The rules of the Italian table

Italian eating rules and why they exist.

The rules of the Italian table
Photo by Di Bella Coffee / Unsplash

Ever since I started getting interested in Italian food, it has become quite a fascination for me. There is something special about the relationship Italians have with their favourite dishes and ingredients. The passion for seasonal fruit and vegetables is of the utmost national importance. I also am enthralled by the passion they have for regional dishes like pasta all'amatriciana in Lazio, tortellini in brodo in Emilia Romagna or sfincione around Palermo. But speaking about Italian food is impossible to do without mentioning the various rules that come with it.

Italian eating culture is full of rules that can sometimes seem odd for outsiders. While many of them do derive from very logical reasoning, some can seem a bit odd if you don't understand their provenance.

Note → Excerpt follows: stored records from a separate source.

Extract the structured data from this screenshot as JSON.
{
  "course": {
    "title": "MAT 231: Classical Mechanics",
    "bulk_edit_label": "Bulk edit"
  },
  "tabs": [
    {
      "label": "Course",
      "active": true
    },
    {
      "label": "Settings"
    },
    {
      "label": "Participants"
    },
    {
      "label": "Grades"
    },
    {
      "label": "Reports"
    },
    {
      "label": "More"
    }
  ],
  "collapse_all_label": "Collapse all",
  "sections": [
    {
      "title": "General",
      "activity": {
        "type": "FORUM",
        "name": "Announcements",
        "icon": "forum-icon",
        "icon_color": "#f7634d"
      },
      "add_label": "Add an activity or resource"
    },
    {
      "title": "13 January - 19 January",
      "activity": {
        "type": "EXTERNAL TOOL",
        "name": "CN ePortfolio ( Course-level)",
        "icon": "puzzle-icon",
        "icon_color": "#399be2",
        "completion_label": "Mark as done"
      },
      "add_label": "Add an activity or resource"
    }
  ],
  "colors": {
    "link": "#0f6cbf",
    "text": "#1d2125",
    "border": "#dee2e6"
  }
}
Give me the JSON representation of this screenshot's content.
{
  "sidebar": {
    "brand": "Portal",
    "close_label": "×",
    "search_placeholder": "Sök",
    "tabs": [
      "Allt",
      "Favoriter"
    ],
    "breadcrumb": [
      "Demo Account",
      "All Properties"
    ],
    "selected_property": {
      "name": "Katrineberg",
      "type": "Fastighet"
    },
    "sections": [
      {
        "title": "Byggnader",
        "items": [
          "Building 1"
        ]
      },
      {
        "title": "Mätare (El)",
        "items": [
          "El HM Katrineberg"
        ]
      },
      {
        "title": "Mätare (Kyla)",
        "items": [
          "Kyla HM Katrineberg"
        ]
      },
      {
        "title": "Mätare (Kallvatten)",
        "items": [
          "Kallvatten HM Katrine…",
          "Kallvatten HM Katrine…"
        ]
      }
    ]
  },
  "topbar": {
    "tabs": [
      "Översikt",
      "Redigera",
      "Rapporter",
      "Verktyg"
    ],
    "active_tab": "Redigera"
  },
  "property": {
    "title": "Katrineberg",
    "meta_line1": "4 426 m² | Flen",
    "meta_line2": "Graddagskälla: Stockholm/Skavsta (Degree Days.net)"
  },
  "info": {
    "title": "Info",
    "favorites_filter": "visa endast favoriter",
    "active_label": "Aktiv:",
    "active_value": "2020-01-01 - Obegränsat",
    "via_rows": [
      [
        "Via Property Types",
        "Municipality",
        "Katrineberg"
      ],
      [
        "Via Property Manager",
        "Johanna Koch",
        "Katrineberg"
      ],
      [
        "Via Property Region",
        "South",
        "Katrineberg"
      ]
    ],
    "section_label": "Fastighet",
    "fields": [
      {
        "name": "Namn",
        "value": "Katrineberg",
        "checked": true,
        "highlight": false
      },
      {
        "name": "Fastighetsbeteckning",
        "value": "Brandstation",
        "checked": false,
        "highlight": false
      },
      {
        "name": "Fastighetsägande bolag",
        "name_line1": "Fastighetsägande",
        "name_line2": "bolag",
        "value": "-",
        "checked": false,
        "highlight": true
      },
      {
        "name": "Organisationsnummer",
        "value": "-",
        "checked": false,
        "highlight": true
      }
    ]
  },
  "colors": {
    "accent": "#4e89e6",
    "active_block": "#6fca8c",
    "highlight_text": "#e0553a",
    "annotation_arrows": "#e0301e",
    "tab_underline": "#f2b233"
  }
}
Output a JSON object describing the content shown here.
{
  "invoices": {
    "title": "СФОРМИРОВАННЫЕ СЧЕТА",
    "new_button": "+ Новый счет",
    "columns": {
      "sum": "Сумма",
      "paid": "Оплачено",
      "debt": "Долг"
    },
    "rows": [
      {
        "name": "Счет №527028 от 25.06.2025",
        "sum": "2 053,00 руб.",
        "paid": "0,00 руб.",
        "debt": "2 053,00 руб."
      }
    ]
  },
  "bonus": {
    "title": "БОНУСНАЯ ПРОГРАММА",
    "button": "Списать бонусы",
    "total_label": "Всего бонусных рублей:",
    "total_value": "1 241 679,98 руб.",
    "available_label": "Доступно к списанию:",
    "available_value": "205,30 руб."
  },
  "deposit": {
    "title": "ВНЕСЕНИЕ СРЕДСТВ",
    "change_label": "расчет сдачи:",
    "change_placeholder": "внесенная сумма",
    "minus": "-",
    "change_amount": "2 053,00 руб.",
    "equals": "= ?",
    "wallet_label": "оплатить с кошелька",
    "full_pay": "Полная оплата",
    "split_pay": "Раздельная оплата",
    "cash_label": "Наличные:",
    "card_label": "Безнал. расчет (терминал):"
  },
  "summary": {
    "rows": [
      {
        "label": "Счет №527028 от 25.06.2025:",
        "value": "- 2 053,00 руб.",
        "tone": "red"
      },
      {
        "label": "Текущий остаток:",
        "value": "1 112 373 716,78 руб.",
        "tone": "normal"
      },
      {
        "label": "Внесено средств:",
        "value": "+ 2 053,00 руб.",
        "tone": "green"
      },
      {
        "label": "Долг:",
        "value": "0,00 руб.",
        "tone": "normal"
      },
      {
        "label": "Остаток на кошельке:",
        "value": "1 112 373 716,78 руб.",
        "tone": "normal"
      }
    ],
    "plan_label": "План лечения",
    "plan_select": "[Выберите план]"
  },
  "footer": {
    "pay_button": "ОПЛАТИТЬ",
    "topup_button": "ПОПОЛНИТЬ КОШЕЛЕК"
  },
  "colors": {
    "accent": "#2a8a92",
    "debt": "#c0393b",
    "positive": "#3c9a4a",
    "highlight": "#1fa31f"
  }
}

One of the most famous ones actually involves a drink: cappuccino. This shot of espresso topped with foamed milk is an absolute delight when done well. It is something I could drink all day. Alas, in Italy, it is common practice to not drink cappuccino, or any milk-based coffee drink, after 11 am. The reasoning stems from the fact that these milk-based drinks are heavy and do not sit well in the stomach, so if you only have one in the day, at breakfast before 11 am, then you'll be fine. James Hoffmann believes that this mainly comes from a large proportion of lactose intolerance among Italians. Therefore drinking large amounts of cappuccinos throughout the day would have dire consequences on their digestion. Therefore limiting this to the morning generally avoids any issues. This isn't the only rule involving a dairy product.

Parmigiano Reggiano is perhaps one of the most popular cheeses in the entire world. Its perfect balance of sweetness, saltiness and umami makes it an obvious ingredient to reach for when cooking any Italian dish. You would however be stopped right in your tracks if you ever tried to use it in a fish dish. In fact, you will rarely find any type of cheese with fish. The reasoning behind this is that most fish has quite a mild and delicate flavour whereas cheese is stronger and could overpower the overall dish. If you are eating a fish dish you generally want that to be the star of the show and cheese could mess with that.

Having grown up in France, bread is an essential accompaniment to any dish, but in Italy, it is slightly more complicated. You generally won't find Italians eating bread alongside a dish, especially if it is pasta. However, they will use it at the end to mop up any sauce that might be leftover. This action is called la scarpetta and is almost the same as what the French call saucer le plat. The point of the bread is to not let any sauce go to waste, not to be a filling addition to the meal.

But as the saying goes, all rules are made to be broken. This means that you shouldn't deprive yourself of an afternoon cappuccino when in Italy, even if it does mean that you'll be flagged as a foreigner. Mixing cheese and fish has been done by chefs in Italy, all the while keeping in mind the balance of flavours, so the fish doesn't get overpowered. Therefore cheese can be found in some dish variations like pizza al tonno (tuna pizza) or pasta alle cozze (mussel pasta).

Different cultures have many habits around eating and Italy is no different. They make a lot of sense and can tell a lot about the culture that have them. It is also important to point out that they don't necessarily apply to all other cultures. So if ever you're in Italy and really fancy a cappuccino after 11 am and you know it isn't going to affect you, just go for it!